DATA TO EXAMINE
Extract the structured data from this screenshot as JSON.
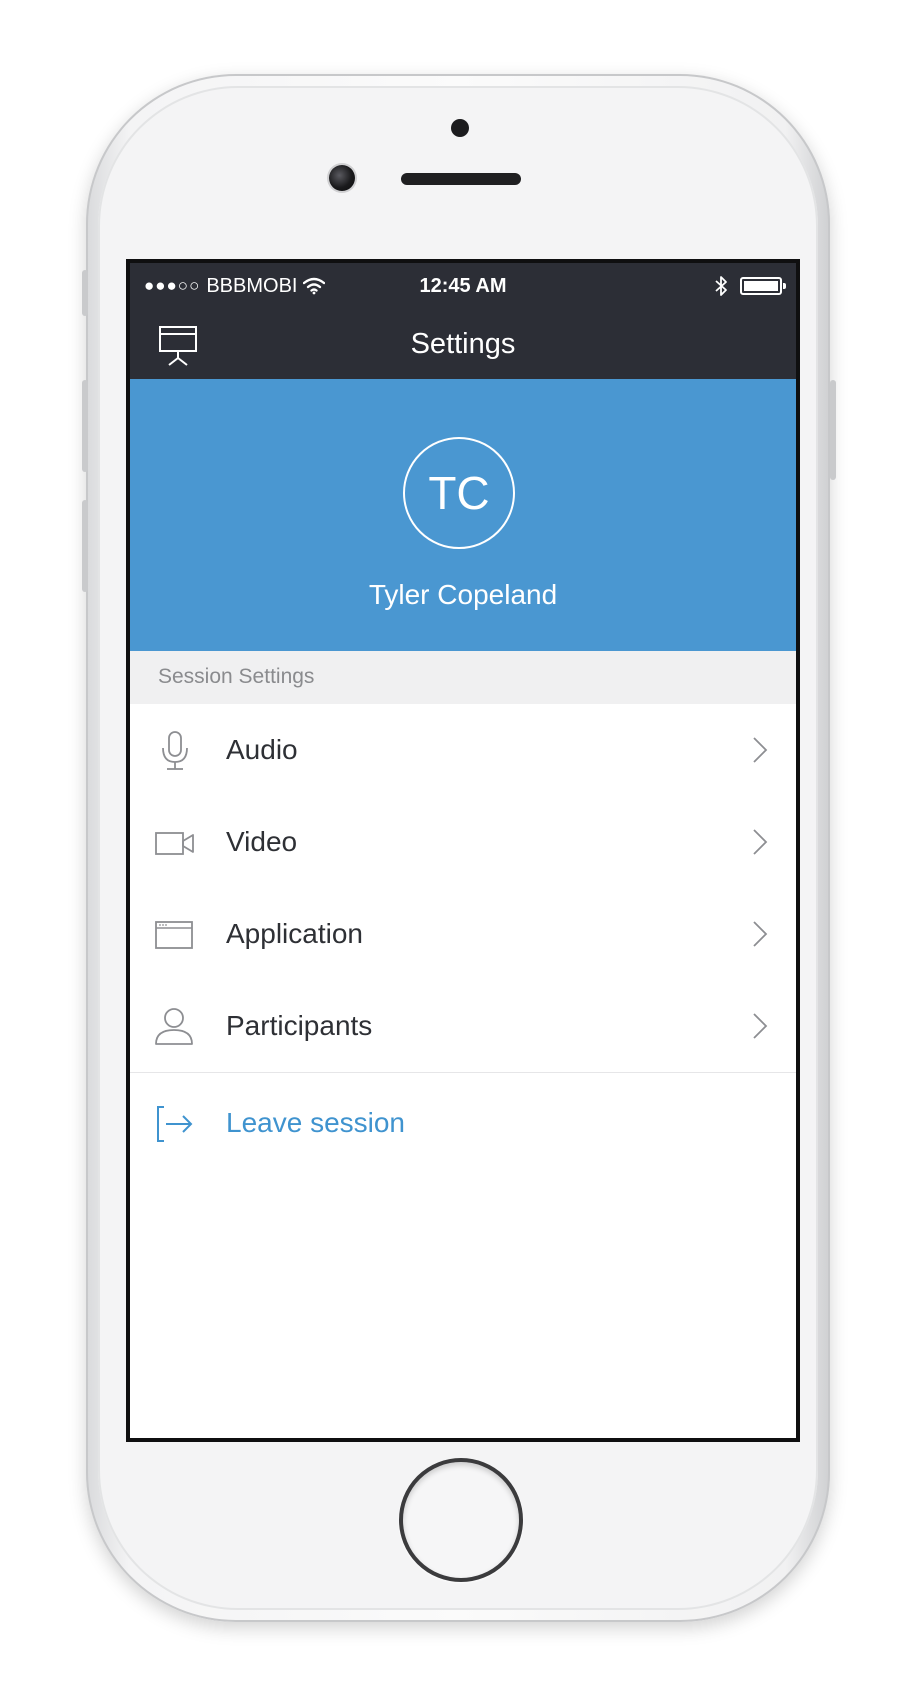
{
  "status_bar": {
    "signal": "●●●○○",
    "carrier": "BBBMOBI",
    "time": "12:45 AM"
  },
  "nav": {
    "title": "Settings"
  },
  "profile": {
    "initials": "TC",
    "name": "Tyler Copeland"
  },
  "section": {
    "header": "Session Settings"
  },
  "menu": {
    "items": [
      {
        "label": "Audio",
        "icon": "microphone-icon"
      },
      {
        "label": "Video",
        "icon": "video-camera-icon"
      },
      {
        "label": "Application",
        "icon": "application-window-icon"
      },
      {
        "label": "Participants",
        "icon": "person-icon"
      }
    ],
    "leave_label": "Leave session"
  },
  "colors": {
    "nav_background": "#2c2e36",
    "accent_blue": "#4a97d1",
    "link_blue": "#3f93cf",
    "section_gray": "#f0f0f1"
  }
}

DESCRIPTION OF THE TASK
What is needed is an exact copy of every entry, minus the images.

ANSWER FOR THIS EXERCISE
Extract the structured data from this screenshot as JSON.
{
  "status_bar": {
    "signal": "●●●○○",
    "carrier": "BBBMOBI",
    "time": "12:45 AM"
  },
  "nav": {
    "title": "Settings"
  },
  "profile": {
    "initials": "TC",
    "name": "Tyler Copeland"
  },
  "section": {
    "header": "Session Settings"
  },
  "menu": {
    "items": [
      {
        "label": "Audio",
        "icon": "microphone-icon"
      },
      {
        "label": "Video",
        "icon": "video-camera-icon"
      },
      {
        "label": "Application",
        "icon": "application-window-icon"
      },
      {
        "label": "Participants",
        "icon": "person-icon"
      }
    ],
    "leave_label": "Leave session"
  },
  "colors": {
    "nav_background": "#2c2e36",
    "accent_blue": "#4a97d1",
    "link_blue": "#3f93cf",
    "section_gray": "#f0f0f1"
  }
}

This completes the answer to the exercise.